They start to learn letters and words. They become eager and are easily motivated to try new things, they enjoy thinking and problem solving and they have interests which change often. Social and Emotional Development From a young age children think of themselves more than others until around the age of 7 and 8. They learn how to play well in groups but may need some time to play alone. Many young children have a friend and an enemy and they often prefer to play with people of the same sex. Children often tell on each other to get an adults attention and to help them understand the rules.
Young children do not like criticism or failure; they have a strong need to feel accepted and worthwhile a need to have self-worth and a high self esteem. Young children begin to care about the feelings and needs of others. They show their ability to be independent by being disobedient and being rebellious. Young children begin to build and understand friendship and begin to make relationships with other children. Puberty and Adolescence Physical Development After early childhood, children continue to grow steadily in its single figure years up until it becomes a teenager.
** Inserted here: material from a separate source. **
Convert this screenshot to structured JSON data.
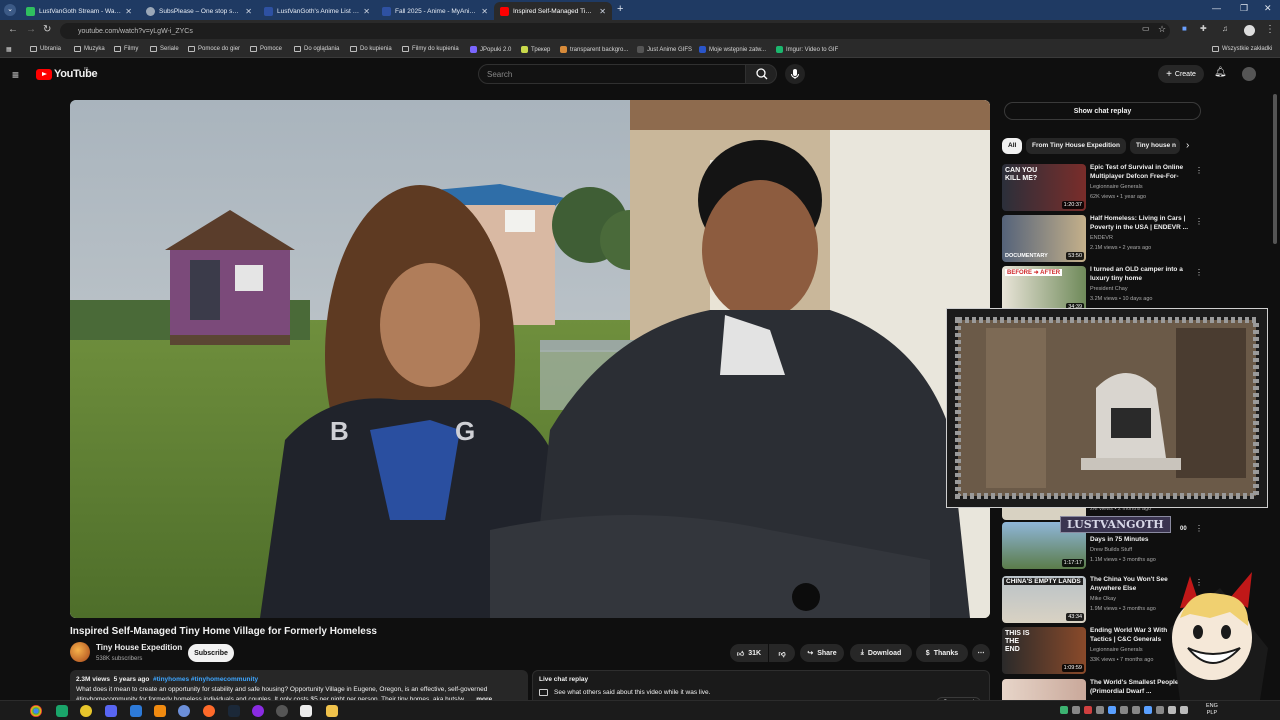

At this point puberty begins: Females – * Pubic and underarm hair growth * Growth is increased and accelerates over the teenage years as a result of increases in the growth hormone * Enlargement of breast and nipples * Onset of menstrual ion (periods) * Increased fatty deposit leads to curvy shape Males – * Growth spurt occurs * Enlargement of testes and penis * Pubic, facial underarm hair growth * Voice deepens and breaks * Increased muscle and bone size Intellectual Development In the teenage years, a child’s way of thinking about themselves, others and the world starts to shift to an adult level.
They begin to have an focus on things they can experience here and now, and begins to imagine the range of possibilities life holds, they begin to think about their futures and what the want to do in life. Their decision making skills improve, and also their reasoning skills and they begin to independently differentiate right form wrong and develop a conscience. They can think in an logical way and learn to reason through problems and make educated guesses. Young adults begin to distinguish fact from opinion and learn to recognize that current actions can have an effect on the future.
Young adults also start to set personal goals. Social and Emotional Development During this period teenagers experience a range of emotions and become more sociable. Friendship groups become more focused and important; the social circle becomes large and varied and includes friends of both sexes. Most have many friends of both sexes with shared interests. An interest in the opposite sex becomes strong, dating and romantic relationships are commonplace, romantic relationships can become quite intense because of exploration of sexuality. Teenagers start to have job responsibilities and careers or they start to attend college.
Young teenagers may find that they find many faults with, and is embarrassed by parents; they may be quarrelsome and reluctant to communicate and have a strong desire for independence; they want to be free of family. Young teenagers may be unhappy, uncertain and sensitive and very concerned with their body image, their self esteem may be low. The older teenagers get the easier and giving the relationship with the family is and they start to view parents as people rather than rule makers. They become generally happy and easygoing and begin to feel comfortable in their own skin: they have a secure sense of self.